#### About this task
Would you copy each line of the records that includes the word "anwenden"?

Collection entries
-- Opening Marker --

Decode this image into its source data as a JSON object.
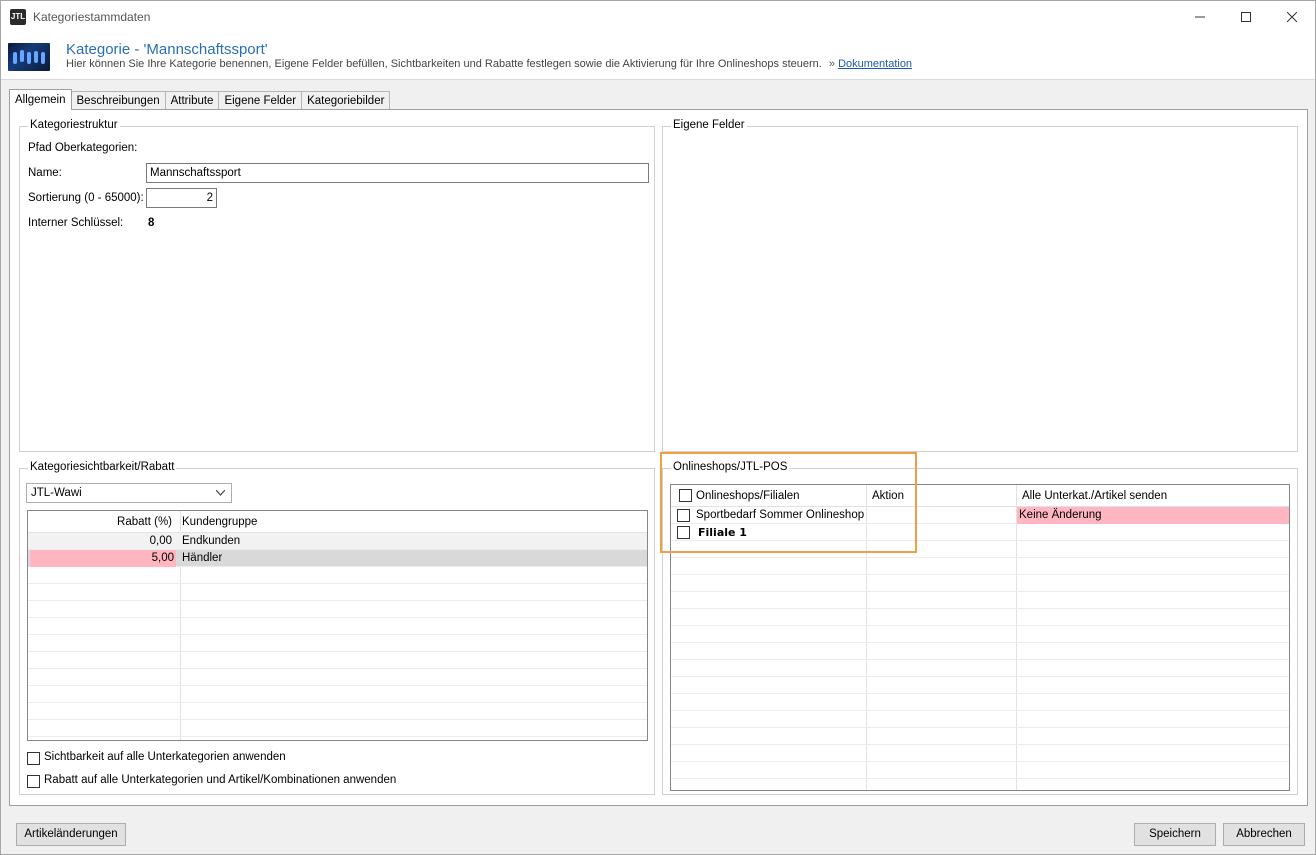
{
  "window": {
    "title": "Kategoriestammdaten",
    "app_icon_text": "JTL"
  },
  "header": {
    "title": "Kategorie - 'Mannschaftssport'",
    "subtitle": "Hier können Sie Ihre Kategorie benennen, Eigene Felder befüllen, Sichtbarkeiten und Rabatte festlegen sowie die Aktivierung für Ihre Onlineshops steuern.",
    "link_prefix": "»",
    "link_label": "Dokumentation"
  },
  "tabs": [
    {
      "label": "Allgemein",
      "active": true
    },
    {
      "label": "Beschreibungen",
      "active": false
    },
    {
      "label": "Attribute",
      "active": false
    },
    {
      "label": "Eigene Felder",
      "active": false
    },
    {
      "label": "Kategoriebilder",
      "active": false
    }
  ],
  "kategoriestruktur": {
    "group_label": "Kategoriestruktur",
    "pfad_label": "Pfad Oberkategorien:",
    "name_label": "Name:",
    "name_value": "Mannschaftssport",
    "sortierung_label": "Sortierung (0 - 65000):",
    "sortierung_value": "2",
    "schluessel_label": "Interner Schlüssel:",
    "schluessel_value": "8"
  },
  "eigene_felder": {
    "group_label": "Eigene Felder"
  },
  "sichtbarkeit": {
    "group_label": "Kategoriesichtbarkeit/Rabatt",
    "combo_value": "JTL-Wawi",
    "columns": [
      "Rabatt (%)",
      "Kundengruppe"
    ],
    "rows": [
      {
        "rabatt": "0,00",
        "gruppe": "Endkunden"
      },
      {
        "rabatt": "5,00",
        "gruppe": "Händler"
      }
    ],
    "check_sichtbarkeit": "Sichtbarkeit auf alle Unterkategorien anwenden",
    "check_rabatt": "Rabatt auf alle Unterkategorien und Artikel/Kombinationen anwenden"
  },
  "onlineshops": {
    "group_label": "Onlineshops/JTL-POS",
    "columns": [
      "Onlineshops/Filialen",
      "Aktion",
      "Alle Unterkat./Artikel senden"
    ],
    "rows": [
      {
        "name": "Sportbedarf Sommer Onlineshop",
        "aktion": "",
        "senden": "Keine Änderung"
      },
      {
        "name": "Filiale 1",
        "aktion": "",
        "senden": ""
      }
    ]
  },
  "footer": {
    "artikel_button": "Artikeländerungen",
    "save_button": "Speichern",
    "cancel_button": "Abbrechen"
  },
  "colors": {
    "accent_title": "#2a6eb7",
    "row_pink": "#ffb6c1",
    "row_selected_gray": "#d9d9d9",
    "highlight_orange": "#f0a044"
  }
}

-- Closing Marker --

#### Exercise output
    "check_sichtbarkeit": "Sichtbarkeit auf alle Unterkategorien anwenden",
    "check_rabatt": "Rabatt auf alle Unterkategorien und Artikel/Kombinationen anwenden"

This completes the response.